• Monday – Hillary Clinton said she would propose a revamp of the capital gains tax which would extend the time required to be considered a long term gain for those in the highest tax bracket.
• Tuesday – Apple announced record earnings, up 38% from a year ago. However, revenue growth missed some expectations and shares fell 4% for the week.
• Wednesday – Qualcomm released disappointing sales numbers and said it would consider splitting its design and patent licensing businesses.
• Thursday – Turkey said it would allow the US to launch airstrikes against ISIS.
• Thursday – Ferrari, which is 90% owned by Fiat Chrysler, filed for an IPO on the NYSE which would value the company at close to $11 billion.
• Friday – Anthem agreed to buy Cigna for $48 billion. Coming on the heels of Aetna’s purchase of Humana, the deal promises to reshape the US health insurance industry.
Gold, oil, and commodities in general, had another rough week. Gold is down over 40% from its 2011 peak, while oil is down 50% in just the last year. Part of this is due to the rising dollar, and part of it is slowing demand from China. But a big reason is changing investor sentiment and the influence of hedge funds. According to Bloomberg, hedge funds are net short gold for the first time ever.
Commodities came into fashion for mainstream investors in the aftermath of the 2008 financial crisis and stock market rout. Academics noted that commodities have low correlation to stocks, which makes them a great portfolio diversification tool. More importantly, ETFs made it easy for less sophisticated investors to get exposure to gold and other commodities without having to use futures or deal with physical storage. But mainstream investors are infamous for buying high and selling low. Now that commodities prices are dropping, they are unloading commodities ETFs, further driving down prices.

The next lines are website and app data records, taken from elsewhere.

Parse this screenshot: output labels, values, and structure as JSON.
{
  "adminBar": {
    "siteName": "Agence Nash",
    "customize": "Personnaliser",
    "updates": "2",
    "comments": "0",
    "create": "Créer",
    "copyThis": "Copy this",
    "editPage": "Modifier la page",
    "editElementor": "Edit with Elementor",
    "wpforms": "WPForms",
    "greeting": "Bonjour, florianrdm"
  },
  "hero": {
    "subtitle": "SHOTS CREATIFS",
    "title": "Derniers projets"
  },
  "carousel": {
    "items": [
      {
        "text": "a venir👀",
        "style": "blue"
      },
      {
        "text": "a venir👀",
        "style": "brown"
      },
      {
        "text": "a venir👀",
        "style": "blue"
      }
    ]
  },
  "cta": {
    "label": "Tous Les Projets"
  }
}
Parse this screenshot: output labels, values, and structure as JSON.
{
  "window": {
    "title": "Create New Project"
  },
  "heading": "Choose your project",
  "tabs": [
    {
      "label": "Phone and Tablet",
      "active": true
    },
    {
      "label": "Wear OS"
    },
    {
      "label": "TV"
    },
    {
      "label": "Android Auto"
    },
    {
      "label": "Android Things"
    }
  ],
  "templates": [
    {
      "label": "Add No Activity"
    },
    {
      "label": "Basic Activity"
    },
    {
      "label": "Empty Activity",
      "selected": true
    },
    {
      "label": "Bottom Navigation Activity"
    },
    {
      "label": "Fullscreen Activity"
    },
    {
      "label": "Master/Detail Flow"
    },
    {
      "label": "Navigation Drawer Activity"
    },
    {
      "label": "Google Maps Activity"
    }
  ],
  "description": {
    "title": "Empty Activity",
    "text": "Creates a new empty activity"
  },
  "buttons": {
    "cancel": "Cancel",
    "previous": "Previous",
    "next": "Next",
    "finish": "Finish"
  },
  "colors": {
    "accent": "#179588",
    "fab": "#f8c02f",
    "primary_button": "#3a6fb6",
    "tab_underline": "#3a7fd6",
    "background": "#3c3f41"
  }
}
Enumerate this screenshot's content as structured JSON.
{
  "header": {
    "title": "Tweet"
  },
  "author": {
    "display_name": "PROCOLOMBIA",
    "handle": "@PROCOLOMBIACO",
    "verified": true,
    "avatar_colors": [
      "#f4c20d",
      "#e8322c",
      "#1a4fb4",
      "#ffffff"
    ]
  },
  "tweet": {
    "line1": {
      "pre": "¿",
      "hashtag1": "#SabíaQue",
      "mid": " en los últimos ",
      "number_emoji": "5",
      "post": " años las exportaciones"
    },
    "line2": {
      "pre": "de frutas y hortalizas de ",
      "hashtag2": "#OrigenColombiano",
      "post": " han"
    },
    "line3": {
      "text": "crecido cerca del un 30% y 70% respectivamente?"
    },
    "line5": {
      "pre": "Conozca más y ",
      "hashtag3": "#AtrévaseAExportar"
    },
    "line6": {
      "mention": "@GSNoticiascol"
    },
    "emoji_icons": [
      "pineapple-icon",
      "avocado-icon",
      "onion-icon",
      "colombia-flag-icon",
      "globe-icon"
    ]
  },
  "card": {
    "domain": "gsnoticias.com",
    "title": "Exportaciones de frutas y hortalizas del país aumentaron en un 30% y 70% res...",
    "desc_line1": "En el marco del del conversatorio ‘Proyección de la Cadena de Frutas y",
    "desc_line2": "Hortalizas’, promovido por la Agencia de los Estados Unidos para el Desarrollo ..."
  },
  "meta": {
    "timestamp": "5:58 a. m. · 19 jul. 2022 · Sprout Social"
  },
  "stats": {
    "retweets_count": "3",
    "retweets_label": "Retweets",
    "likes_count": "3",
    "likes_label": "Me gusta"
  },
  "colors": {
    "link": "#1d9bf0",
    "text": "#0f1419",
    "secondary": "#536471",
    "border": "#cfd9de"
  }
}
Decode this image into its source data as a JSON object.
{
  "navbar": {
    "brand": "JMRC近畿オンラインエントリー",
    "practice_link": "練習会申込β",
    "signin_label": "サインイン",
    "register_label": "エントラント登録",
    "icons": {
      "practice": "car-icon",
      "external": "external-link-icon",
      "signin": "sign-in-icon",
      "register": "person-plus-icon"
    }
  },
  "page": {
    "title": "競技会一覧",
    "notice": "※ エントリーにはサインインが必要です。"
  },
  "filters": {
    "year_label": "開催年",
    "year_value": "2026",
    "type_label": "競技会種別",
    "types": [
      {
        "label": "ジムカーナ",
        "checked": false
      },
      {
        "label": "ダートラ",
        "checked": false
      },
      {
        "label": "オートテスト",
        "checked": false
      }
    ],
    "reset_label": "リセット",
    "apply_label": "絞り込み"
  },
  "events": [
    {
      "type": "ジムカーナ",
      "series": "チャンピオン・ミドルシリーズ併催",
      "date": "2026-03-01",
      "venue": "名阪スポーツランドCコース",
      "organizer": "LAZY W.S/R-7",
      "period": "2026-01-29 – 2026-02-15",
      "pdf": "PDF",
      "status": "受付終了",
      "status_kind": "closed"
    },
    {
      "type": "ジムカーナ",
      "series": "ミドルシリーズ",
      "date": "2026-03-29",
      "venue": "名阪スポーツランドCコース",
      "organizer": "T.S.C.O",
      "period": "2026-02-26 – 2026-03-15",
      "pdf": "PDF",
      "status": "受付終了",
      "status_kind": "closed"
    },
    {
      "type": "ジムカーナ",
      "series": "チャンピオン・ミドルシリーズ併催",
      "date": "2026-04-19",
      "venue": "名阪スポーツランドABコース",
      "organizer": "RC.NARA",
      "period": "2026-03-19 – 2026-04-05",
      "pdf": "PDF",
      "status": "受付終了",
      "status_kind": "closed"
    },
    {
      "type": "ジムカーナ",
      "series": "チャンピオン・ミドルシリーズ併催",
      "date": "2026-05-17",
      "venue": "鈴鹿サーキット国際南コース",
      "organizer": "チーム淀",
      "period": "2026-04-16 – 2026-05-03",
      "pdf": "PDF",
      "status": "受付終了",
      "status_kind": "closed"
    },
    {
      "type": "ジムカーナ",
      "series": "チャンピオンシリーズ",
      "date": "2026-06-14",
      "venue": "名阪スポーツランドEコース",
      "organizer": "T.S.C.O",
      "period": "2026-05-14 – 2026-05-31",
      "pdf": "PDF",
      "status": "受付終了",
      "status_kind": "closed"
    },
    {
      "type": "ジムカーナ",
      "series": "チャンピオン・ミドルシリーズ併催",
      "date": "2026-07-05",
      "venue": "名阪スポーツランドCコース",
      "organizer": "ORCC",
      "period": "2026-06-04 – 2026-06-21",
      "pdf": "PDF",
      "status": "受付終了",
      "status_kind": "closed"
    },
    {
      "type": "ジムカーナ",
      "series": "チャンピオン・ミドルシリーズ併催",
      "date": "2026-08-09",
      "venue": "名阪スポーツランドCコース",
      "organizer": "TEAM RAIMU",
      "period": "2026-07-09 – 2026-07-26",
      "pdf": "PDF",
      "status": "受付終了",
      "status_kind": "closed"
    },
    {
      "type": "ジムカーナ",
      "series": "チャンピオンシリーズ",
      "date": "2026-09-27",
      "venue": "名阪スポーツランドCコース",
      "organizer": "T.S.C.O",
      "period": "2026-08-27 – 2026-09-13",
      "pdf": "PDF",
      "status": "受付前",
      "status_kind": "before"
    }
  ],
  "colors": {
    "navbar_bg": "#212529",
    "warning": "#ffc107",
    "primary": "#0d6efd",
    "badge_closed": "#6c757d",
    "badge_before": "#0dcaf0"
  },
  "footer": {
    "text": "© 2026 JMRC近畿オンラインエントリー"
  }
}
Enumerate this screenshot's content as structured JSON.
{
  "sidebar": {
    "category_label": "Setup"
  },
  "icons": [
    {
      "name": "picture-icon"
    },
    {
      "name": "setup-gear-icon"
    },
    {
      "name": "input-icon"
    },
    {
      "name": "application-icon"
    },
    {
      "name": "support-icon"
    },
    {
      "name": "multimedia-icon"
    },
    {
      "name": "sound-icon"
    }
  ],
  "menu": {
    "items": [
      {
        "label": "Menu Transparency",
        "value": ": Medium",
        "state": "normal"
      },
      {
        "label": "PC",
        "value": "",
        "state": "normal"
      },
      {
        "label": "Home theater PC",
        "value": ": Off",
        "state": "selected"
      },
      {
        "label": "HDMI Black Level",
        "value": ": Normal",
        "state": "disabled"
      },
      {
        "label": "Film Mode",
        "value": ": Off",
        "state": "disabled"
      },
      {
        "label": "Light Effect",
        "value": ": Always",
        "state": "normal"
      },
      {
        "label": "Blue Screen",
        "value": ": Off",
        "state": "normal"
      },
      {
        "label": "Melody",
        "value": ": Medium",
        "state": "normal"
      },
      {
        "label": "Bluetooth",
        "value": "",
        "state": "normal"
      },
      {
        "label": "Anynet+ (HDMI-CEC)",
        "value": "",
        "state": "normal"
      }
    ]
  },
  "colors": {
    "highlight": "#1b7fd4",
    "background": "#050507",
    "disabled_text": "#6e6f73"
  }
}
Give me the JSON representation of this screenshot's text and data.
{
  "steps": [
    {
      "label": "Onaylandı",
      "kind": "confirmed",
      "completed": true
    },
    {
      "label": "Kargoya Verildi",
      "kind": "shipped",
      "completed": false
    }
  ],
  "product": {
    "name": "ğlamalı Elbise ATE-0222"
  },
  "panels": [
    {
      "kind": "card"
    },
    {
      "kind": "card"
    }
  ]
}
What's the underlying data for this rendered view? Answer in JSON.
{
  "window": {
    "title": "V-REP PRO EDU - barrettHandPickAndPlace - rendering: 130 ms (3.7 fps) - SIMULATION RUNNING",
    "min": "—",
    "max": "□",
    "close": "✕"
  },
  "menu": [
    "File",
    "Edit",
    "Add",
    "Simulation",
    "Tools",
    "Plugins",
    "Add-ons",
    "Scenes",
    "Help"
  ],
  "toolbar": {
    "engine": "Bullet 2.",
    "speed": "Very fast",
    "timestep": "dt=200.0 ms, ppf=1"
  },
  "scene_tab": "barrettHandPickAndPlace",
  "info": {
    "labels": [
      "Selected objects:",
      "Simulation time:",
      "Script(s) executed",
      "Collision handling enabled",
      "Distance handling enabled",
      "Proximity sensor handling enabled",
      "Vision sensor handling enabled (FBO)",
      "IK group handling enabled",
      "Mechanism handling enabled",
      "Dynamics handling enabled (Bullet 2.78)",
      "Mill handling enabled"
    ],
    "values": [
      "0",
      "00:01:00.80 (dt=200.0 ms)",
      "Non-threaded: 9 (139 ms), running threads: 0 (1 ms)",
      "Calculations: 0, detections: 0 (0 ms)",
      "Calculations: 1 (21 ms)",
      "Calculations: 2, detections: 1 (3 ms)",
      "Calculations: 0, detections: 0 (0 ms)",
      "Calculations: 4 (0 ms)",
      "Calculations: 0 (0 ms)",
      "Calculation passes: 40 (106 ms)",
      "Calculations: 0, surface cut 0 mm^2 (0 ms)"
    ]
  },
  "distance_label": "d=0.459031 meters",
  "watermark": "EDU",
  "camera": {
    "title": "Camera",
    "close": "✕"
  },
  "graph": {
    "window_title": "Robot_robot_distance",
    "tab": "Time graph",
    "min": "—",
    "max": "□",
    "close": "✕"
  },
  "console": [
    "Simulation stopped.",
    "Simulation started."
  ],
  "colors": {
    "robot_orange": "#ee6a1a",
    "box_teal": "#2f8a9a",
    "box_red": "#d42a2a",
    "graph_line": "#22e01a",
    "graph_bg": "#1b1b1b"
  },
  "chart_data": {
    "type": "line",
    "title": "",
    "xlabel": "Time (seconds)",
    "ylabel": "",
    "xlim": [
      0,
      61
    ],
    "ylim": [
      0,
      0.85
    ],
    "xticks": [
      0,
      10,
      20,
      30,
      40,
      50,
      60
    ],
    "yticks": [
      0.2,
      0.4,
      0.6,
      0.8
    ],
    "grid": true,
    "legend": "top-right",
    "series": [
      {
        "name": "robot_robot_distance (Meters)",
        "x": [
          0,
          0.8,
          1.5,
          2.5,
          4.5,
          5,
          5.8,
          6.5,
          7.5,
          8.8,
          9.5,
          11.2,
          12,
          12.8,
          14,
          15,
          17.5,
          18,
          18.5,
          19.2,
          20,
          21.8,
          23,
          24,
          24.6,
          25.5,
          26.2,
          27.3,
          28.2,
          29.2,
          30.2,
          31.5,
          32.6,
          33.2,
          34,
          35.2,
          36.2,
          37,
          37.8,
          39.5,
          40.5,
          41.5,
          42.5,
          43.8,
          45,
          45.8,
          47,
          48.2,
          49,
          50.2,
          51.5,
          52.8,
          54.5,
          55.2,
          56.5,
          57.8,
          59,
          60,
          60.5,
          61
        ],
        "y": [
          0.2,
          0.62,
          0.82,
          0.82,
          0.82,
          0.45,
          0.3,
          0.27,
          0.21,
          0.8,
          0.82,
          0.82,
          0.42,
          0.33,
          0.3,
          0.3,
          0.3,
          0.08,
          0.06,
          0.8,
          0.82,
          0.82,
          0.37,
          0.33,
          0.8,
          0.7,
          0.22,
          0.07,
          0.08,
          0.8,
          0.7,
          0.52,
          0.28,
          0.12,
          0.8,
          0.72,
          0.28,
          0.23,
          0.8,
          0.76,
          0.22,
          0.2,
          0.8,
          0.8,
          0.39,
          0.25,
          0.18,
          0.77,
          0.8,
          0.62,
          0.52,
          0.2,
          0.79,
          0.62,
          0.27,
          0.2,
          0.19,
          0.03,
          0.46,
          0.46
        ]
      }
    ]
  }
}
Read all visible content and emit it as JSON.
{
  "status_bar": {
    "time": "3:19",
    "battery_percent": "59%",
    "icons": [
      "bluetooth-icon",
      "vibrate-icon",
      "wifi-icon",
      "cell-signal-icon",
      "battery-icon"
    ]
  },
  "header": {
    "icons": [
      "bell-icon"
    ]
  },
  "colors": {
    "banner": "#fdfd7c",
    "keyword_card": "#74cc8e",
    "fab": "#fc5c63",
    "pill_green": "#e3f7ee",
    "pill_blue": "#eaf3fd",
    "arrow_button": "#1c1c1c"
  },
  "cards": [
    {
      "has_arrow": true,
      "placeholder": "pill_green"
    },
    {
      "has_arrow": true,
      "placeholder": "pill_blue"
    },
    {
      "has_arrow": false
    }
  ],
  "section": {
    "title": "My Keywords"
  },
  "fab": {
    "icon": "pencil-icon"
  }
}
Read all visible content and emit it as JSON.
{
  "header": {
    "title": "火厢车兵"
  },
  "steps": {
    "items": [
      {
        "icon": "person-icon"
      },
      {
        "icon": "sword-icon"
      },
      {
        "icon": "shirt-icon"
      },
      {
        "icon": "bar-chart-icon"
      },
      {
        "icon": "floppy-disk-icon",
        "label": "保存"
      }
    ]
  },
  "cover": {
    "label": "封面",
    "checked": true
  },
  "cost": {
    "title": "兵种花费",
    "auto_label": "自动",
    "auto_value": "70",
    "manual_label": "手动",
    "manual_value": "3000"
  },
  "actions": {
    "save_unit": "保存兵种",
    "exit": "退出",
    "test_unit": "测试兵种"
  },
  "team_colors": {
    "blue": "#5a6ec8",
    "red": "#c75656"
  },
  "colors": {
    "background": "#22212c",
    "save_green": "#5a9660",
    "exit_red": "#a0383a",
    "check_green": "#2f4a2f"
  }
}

All of this means that, as an asset class, commodities may become somewhat more volatile than they have been in the past – and they have already been extremely volatile. Does this mean they are not worth owning? Not in our view. For long term investors, we see no reason commodities shouldn’t continue to appreciate at about the rate of inflation with a low correlation to stocks. That means a 2% to 6% allocation will help create a more efficient portfolio for most people.
That doesn’t make current owners of gold and commodities feel any better. But if they resist the temptation to join the crowd, twenty years from now it should. A potential concern is that rapidly improving technologies are making it easier to create some commodities (like oil and gas, not gold). This will increase supply and drive down price. That’s true, but it always has been, and also applies to other sectors. We don’t see any reason commodities in general should suddenly fall behind inflation overall.